[[ PROVIDED ENTRIES, beginning ]]

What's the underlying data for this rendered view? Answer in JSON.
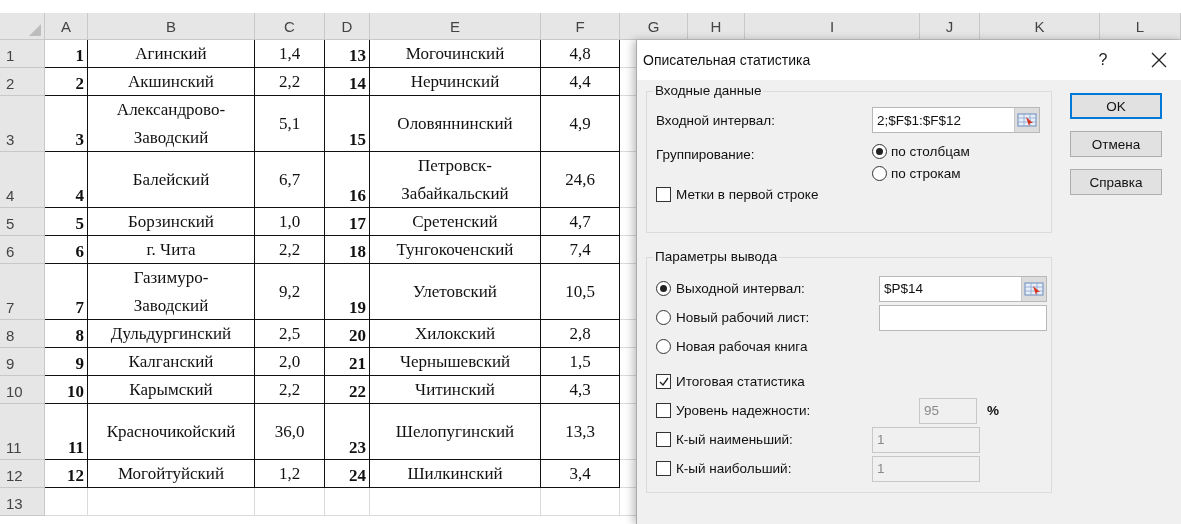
{
  "sheet": {
    "columns": [
      "A",
      "B",
      "C",
      "D",
      "E",
      "F",
      "G",
      "H",
      "I",
      "J",
      "K",
      "L"
    ],
    "rows": [
      {
        "number": "1",
        "tall": false,
        "cells": [
          "1",
          "Агинский",
          "1,4",
          "13",
          "Могочинский",
          "4,8"
        ]
      },
      {
        "number": "2",
        "tall": false,
        "cells": [
          "2",
          "Акшинский",
          "2,2",
          "14",
          "Нерчинский",
          "4,4"
        ]
      },
      {
        "number": "3",
        "tall": true,
        "cells": [
          "3",
          "Александрово-Заводский",
          "5,1",
          "15",
          "Оловяннинский",
          "4,9"
        ]
      },
      {
        "number": "4",
        "tall": true,
        "cells": [
          "4",
          "Балейский",
          "6,7",
          "16",
          "Петровск-Забайкальский",
          "24,6"
        ]
      },
      {
        "number": "5",
        "tall": false,
        "cells": [
          "5",
          "Борзинский",
          "1,0",
          "17",
          "Сретенский",
          "4,7"
        ]
      },
      {
        "number": "6",
        "tall": false,
        "cells": [
          "6",
          "г. Чита",
          "2,2",
          "18",
          "Тунгокоченский",
          "7,4"
        ]
      },
      {
        "number": "7",
        "tall": true,
        "cells": [
          "7",
          "Газимуро-Заводский",
          "9,2",
          "19",
          "Улетовский",
          "10,5"
        ]
      },
      {
        "number": "8",
        "tall": false,
        "cells": [
          "8",
          "Дульдургинский",
          "2,5",
          "20",
          "Хилокский",
          "2,8"
        ]
      },
      {
        "number": "9",
        "tall": false,
        "cells": [
          "9",
          "Калганский",
          "2,0",
          "21",
          "Чернышевский",
          "1,5"
        ]
      },
      {
        "number": "10",
        "tall": false,
        "cells": [
          "10",
          "Карымский",
          "2,2",
          "22",
          "Читинский",
          "4,3"
        ]
      },
      {
        "number": "11",
        "tall": true,
        "cells": [
          "11",
          "Красночикойский",
          "36,0",
          "23",
          "Шелопугинский",
          "13,3"
        ]
      },
      {
        "number": "12",
        "tall": false,
        "cells": [
          "12",
          "Могойтуйский",
          "1,2",
          "24",
          "Шилкинский",
          "3,4"
        ]
      },
      {
        "number": "13",
        "tall": false
      }
    ]
  },
  "dialog": {
    "title": "Описательная статистика",
    "help": "?",
    "input_group": {
      "legend": "Входные данные",
      "range_label": "Входной интервал:",
      "range_value": "2;$F$1:$F$12",
      "grouping_label": "Группирование:",
      "grouping_options": [
        {
          "label": "по столбцам",
          "selected": true
        },
        {
          "label": "по строкам",
          "selected": false
        }
      ],
      "labels_checkbox": {
        "label": "Метки в первой строке",
        "checked": false
      }
    },
    "output_group": {
      "legend": "Параметры вывода",
      "items": [
        {
          "kind": "radio",
          "label": "Выходной интервал:",
          "selected": true,
          "field": {
            "value": "$P$14",
            "picker": true,
            "disabled": false
          }
        },
        {
          "kind": "radio",
          "label": "Новый рабочий лист:",
          "selected": false,
          "field": {
            "picker": false,
            "disabled": false
          }
        },
        {
          "kind": "radio",
          "label": "Новая рабочая книга",
          "selected": false
        },
        {
          "kind": "checkbox",
          "label": "Итоговая статистика",
          "checked": true
        },
        {
          "kind": "checkbox",
          "label": "Уровень надежности:",
          "checked": false,
          "field": {
            "value": "95",
            "picker": false,
            "disabled": true,
            "suffix": "%"
          }
        },
        {
          "kind": "checkbox",
          "label": "К-ый наименьший:",
          "checked": false,
          "field": {
            "value": "1",
            "picker": false,
            "disabled": true
          }
        },
        {
          "kind": "checkbox",
          "label": "К-ый наибольший:",
          "checked": false,
          "field": {
            "value": "1",
            "picker": false,
            "disabled": true
          }
        }
      ]
    },
    "buttons": [
      {
        "label": "OK",
        "default": true
      },
      {
        "label": "Отмена",
        "default": false
      },
      {
        "label": "Справка",
        "default": false
      }
    ]
  }
}
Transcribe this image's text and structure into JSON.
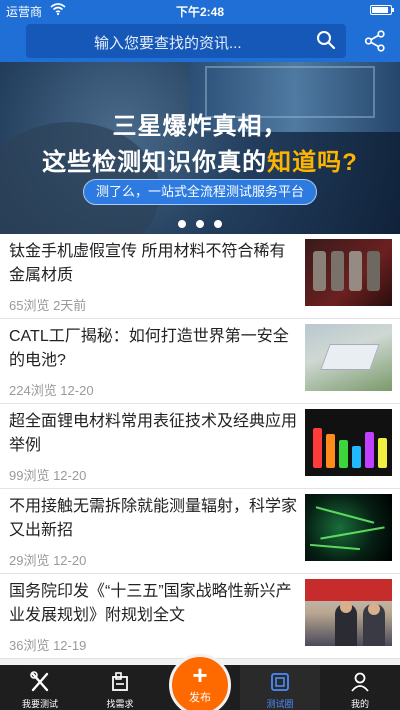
{
  "status_bar": {
    "carrier": "运营商",
    "time": "下午2:48",
    "battery_level": 0.9
  },
  "search": {
    "placeholder": "输入您要查找的资讯...",
    "icon": "search-icon",
    "share_icon": "share-icon"
  },
  "banner": {
    "headline_1": "三星爆炸真相，",
    "headline_2_prefix": "这些检测知识你真的",
    "headline_2_highlight": "知道吗?",
    "tagline": "测了么，一站式全流程测试服务平台",
    "carousel_pages": 3,
    "highlight_color": "#ffb400"
  },
  "news": [
    {
      "title": "钛金手机虚假宣传 所用材料不符合稀有金属材质",
      "meta": "65浏览 2天前"
    },
    {
      "title": "CATL工厂揭秘：如何打造世界第一安全的电池?",
      "meta": "224浏览 12-20"
    },
    {
      "title": "超全面锂电材料常用表征技术及经典应用举例",
      "meta": "99浏览 12-20"
    },
    {
      "title": "不用接触无需拆除就能测量辐射，科学家又出新招",
      "meta": "29浏览 12-20"
    },
    {
      "title": "国务院印发《“十三五”国家战略性新兴产业发展规划》附规划全文",
      "meta": "36浏览 12-19"
    }
  ],
  "tabs": [
    {
      "label": "我要测试",
      "icon": "tools-icon"
    },
    {
      "label": "找需求",
      "icon": "demand-icon"
    },
    {
      "label": "测试圈",
      "icon": "circle-icon",
      "active": true
    },
    {
      "label": "我的",
      "icon": "user-icon"
    }
  ],
  "publish": {
    "label": "发布",
    "symbol": "+"
  },
  "colors": {
    "primary": "#1f6fd6",
    "accent_orange": "#ff6a00",
    "active_tab": "#4a8cff",
    "tab_bar_bg": "#1e1e1e"
  }
}
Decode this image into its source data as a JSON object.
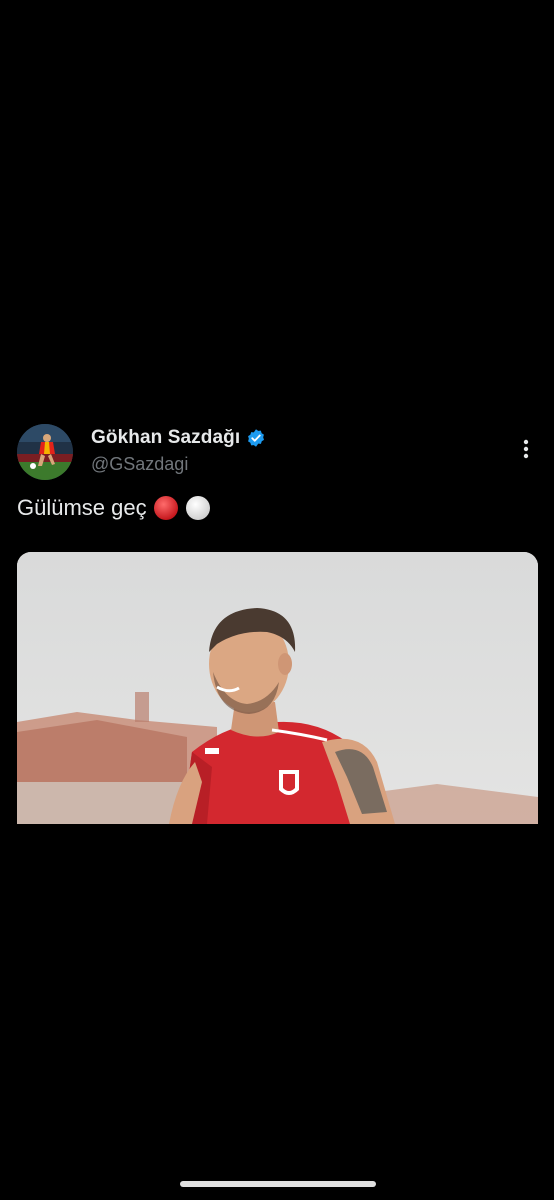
{
  "tweet": {
    "display_name": "Gökhan Sazdağı",
    "handle": "@GSazdagi",
    "verified": true,
    "text": "Gülümse geç",
    "emojis": [
      "red-circle",
      "white-circle"
    ],
    "more_icon": "more-vertical-icon"
  },
  "colors": {
    "background": "#000000",
    "text_primary": "#e7e9ea",
    "text_secondary": "#71767b",
    "verified_blue": "#1d9bf0",
    "jersey_red": "#d3282f"
  }
}
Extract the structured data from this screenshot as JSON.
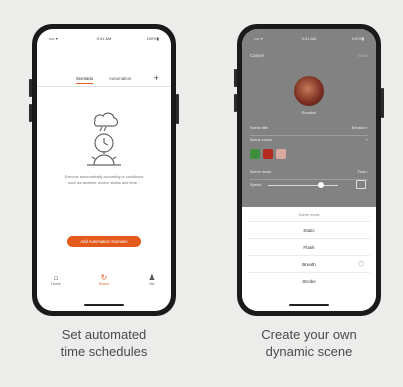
{
  "left_phone": {
    "status": {
      "time_left": "•••• ▾",
      "time_center": "9:41 AM",
      "battery": "100%▮"
    },
    "tabs": [
      {
        "label": "Scenario",
        "active": true
      },
      {
        "label": "Automation",
        "active": false
      }
    ],
    "add_icon": "+",
    "empty_text_line1": "Execute automatically according to conditions",
    "empty_text_line2": "such as weather, device status and time...",
    "cta_label": "Add Automation Scenario",
    "nav": [
      {
        "label": "Home",
        "icon": "home-icon",
        "glyph": "⌂",
        "active": false
      },
      {
        "label": "Scene",
        "icon": "scene-icon",
        "glyph": "↻",
        "active": true
      },
      {
        "label": "Me",
        "icon": "user-icon",
        "glyph": "♟",
        "active": false
      }
    ]
  },
  "right_phone": {
    "status": {
      "time_left": "•••• ▾",
      "time_center": "9:41 AM",
      "battery": "100%▮"
    },
    "cancel_label": "Cancel",
    "save_label": "Save",
    "avatar_label": "Emotion",
    "rows": [
      {
        "label": "Scene title",
        "value": "Emotion ›"
      },
      {
        "label": "Scene colors",
        "value": "+"
      },
      {
        "label": "Scene mode",
        "value": "Flow ›"
      }
    ],
    "slider_label": "Speed",
    "swatch_colors": [
      "#3f8f3f",
      "#b52a1f",
      "#d9a8a0"
    ],
    "sheet_title": "Scene mode",
    "options": [
      {
        "label": "Static",
        "selected": false
      },
      {
        "label": "Flash",
        "selected": false
      },
      {
        "label": "Breath",
        "selected": true
      },
      {
        "label": "Strobe",
        "selected": false
      }
    ]
  },
  "captions": {
    "left_line1": "Set automated",
    "left_line2": "time schedules",
    "right_line1": "Create your own",
    "right_line2": "dynamic scene"
  },
  "colors": {
    "accent": "#e45a1c",
    "frame": "#1a1a1a",
    "background": "#ececea"
  }
}
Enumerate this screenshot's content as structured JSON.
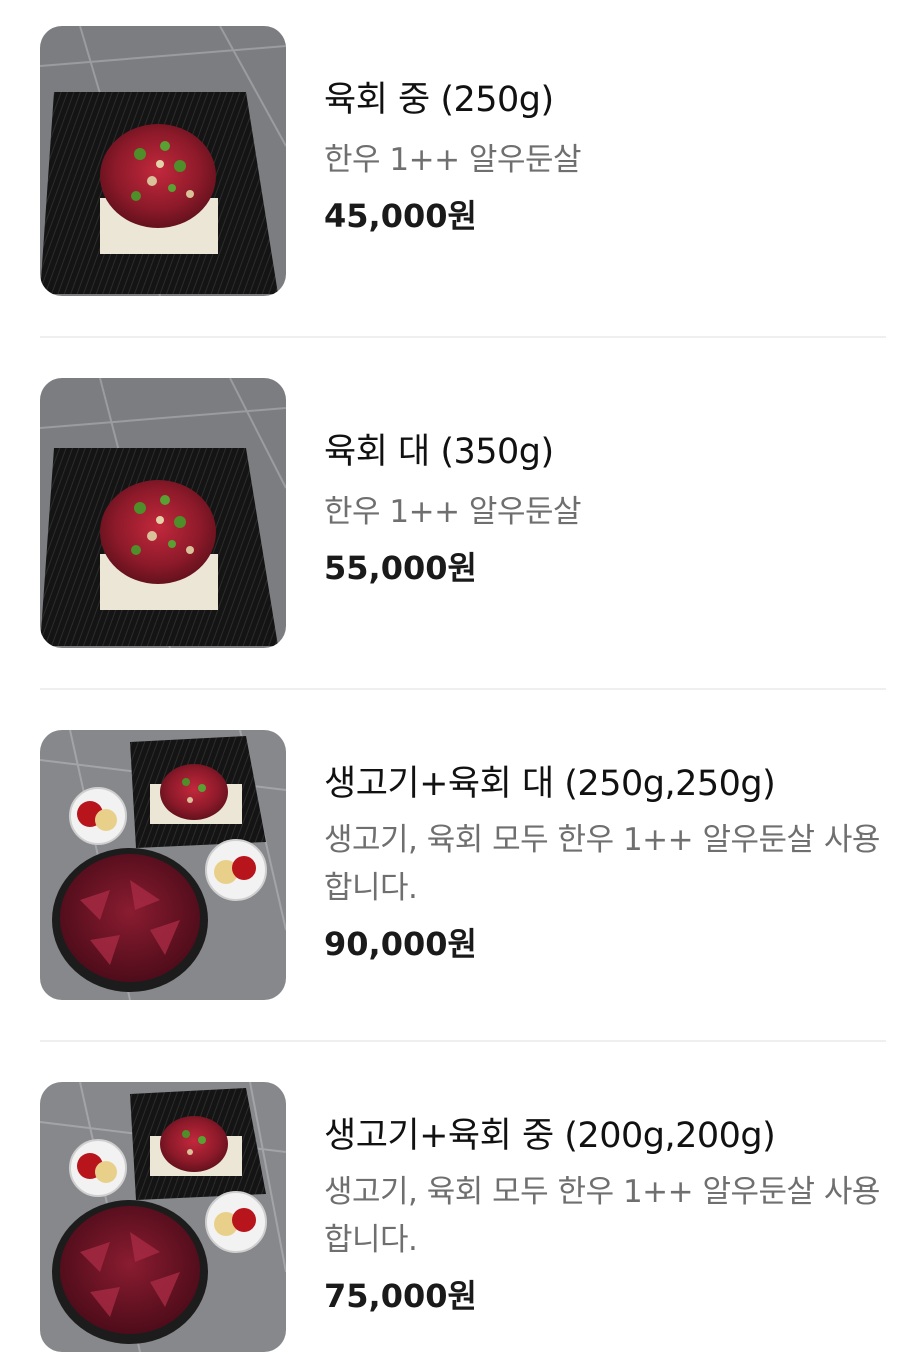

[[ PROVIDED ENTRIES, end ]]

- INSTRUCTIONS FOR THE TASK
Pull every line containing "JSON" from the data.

- PROBLEM SOLUTION
What's the underlying data for this rendered view? Answer in JSON.
Transcribe this image's text and structure into JSON.
Decode this image into its source data as a JSON object.
Extract the structured data from this screenshot as JSON.
Enumerate this screenshot's content as structured JSON.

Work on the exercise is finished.